Each line that has the string "thumbs" must be copied from the records below.
[[ Records for this task open ]]
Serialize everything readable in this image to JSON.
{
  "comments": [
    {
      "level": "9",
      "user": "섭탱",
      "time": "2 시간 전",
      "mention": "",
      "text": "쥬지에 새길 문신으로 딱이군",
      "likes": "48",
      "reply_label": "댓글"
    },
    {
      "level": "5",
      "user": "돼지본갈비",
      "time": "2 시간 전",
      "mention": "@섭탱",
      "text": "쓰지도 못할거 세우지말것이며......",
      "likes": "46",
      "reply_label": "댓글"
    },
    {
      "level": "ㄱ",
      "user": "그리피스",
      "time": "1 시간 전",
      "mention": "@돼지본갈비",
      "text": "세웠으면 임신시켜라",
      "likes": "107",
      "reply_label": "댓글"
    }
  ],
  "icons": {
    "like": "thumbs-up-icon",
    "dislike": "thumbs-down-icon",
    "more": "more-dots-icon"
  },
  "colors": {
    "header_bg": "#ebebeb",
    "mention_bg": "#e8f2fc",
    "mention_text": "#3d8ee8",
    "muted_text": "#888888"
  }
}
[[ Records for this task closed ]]
Result below ▸
    "like": "thumbs-up-icon",
    "dislike": "thumbs-down-icon",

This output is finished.